═══ Listed records

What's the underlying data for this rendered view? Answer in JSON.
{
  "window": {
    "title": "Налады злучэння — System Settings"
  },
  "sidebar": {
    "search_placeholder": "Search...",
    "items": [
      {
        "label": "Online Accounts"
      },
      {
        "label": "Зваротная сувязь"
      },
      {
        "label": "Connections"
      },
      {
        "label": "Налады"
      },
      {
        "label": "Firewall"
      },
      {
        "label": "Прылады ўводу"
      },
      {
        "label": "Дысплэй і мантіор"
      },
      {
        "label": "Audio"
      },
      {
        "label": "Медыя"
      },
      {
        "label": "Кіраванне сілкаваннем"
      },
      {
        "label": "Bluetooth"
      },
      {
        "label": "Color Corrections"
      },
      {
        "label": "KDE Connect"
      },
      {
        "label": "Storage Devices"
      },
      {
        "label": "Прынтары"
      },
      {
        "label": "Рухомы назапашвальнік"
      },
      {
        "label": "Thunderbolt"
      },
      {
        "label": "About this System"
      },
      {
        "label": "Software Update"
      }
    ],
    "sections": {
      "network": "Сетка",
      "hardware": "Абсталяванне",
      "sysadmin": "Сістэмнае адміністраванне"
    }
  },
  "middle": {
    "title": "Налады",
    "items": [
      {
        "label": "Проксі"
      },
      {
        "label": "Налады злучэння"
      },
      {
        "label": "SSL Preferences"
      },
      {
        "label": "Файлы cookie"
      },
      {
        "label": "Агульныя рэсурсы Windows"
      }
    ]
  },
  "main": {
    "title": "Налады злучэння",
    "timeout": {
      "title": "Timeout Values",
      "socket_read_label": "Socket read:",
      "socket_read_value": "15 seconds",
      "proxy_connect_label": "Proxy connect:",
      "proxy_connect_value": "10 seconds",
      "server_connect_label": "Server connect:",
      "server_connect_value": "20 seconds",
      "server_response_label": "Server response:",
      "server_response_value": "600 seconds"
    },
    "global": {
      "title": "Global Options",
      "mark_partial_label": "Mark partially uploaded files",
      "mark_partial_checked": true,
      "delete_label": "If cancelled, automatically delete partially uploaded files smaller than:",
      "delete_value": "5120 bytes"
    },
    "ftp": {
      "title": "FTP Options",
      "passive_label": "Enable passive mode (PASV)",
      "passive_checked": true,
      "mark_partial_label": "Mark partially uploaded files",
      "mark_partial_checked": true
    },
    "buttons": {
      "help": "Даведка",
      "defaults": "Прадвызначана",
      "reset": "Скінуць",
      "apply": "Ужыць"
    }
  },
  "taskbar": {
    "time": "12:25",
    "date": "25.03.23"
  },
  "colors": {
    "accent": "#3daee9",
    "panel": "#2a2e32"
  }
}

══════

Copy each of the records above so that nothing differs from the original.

What's the underlying data for this rendered view? Answer in JSON.
{
  "window": {
    "title": "Налады злучэння — System Settings"
  },
  "sidebar": {
    "search_placeholder": "Search...",
    "items": [
      {
        "label": "Online Accounts"
      },
      {
        "label": "Зваротная сувязь"
      },
      {
        "label": "Connections"
      },
      {
        "label": "Налады"
      },
      {
        "label": "Firewall"
      },
      {
        "label": "Прылады ўводу"
      },
      {
        "label": "Дысплэй і мантіор"
      },
      {
        "label": "Audio"
      },
      {
        "label": "Медыя"
      },
      {
        "label": "Кіраванне сілкаваннем"
      },
      {
        "label": "Bluetooth"
      },
      {
        "label": "Color Corrections"
      },
      {
        "label": "KDE Connect"
      },
      {
        "label": "Storage Devices"
      },
      {
        "label": "Прынтары"
      },
      {
        "label": "Рухомы назапашвальнік"
      },
      {
        "label": "Thunderbolt"
      },
      {
        "label": "About this System"
      },
      {
        "label": "Software Update"
      }
    ],
    "sections": {
      "network": "Сетка",
      "hardware": "Абсталяванне",
      "sysadmin": "Сістэмнае адміністраванне"
    }
  },
  "middle": {
    "title": "Налады",
    "items": [
      {
        "label": "Проксі"
      },
      {
        "label": "Налады злучэння"
      },
      {
        "label": "SSL Preferences"
      },
      {
        "label": "Файлы cookie"
      },
      {
        "label": "Агульныя рэсурсы Windows"
      }
    ]
  },
  "main": {
    "title": "Налады злучэння",
    "timeout": {
      "title": "Timeout Values",
      "socket_read_label": "Socket read:",
      "socket_read_value": "15 seconds",
      "proxy_connect_label": "Proxy connect:",
      "proxy_connect_value": "10 seconds",
      "server_connect_label": "Server connect:",
      "server_connect_value": "20 seconds",
      "server_response_label": "Server response:",
      "server_response_value": "600 seconds"
    },
    "global": {
      "title": "Global Options",
      "mark_partial_label": "Mark partially uploaded files",
      "mark_partial_checked": true,
      "delete_label": "If cancelled, automatically delete partially uploaded files smaller than:",
      "delete_value": "5120 bytes"
    },
    "ftp": {
      "title": "FTP Options",
      "passive_label": "Enable passive mode (PASV)",
      "passive_checked": true,
      "mark_partial_label": "Mark partially uploaded files",
      "mark_partial_checked": true
    },
    "buttons": {
      "help": "Даведка",
      "defaults": "Прадвызначана",
      "reset": "Скінуць",
      "apply": "Ужыць"
    }
  },
  "taskbar": {
    "time": "12:25",
    "date": "25.03.23"
  },
  "colors": {
    "accent": "#3daee9",
    "panel": "#2a2e32"
  }
}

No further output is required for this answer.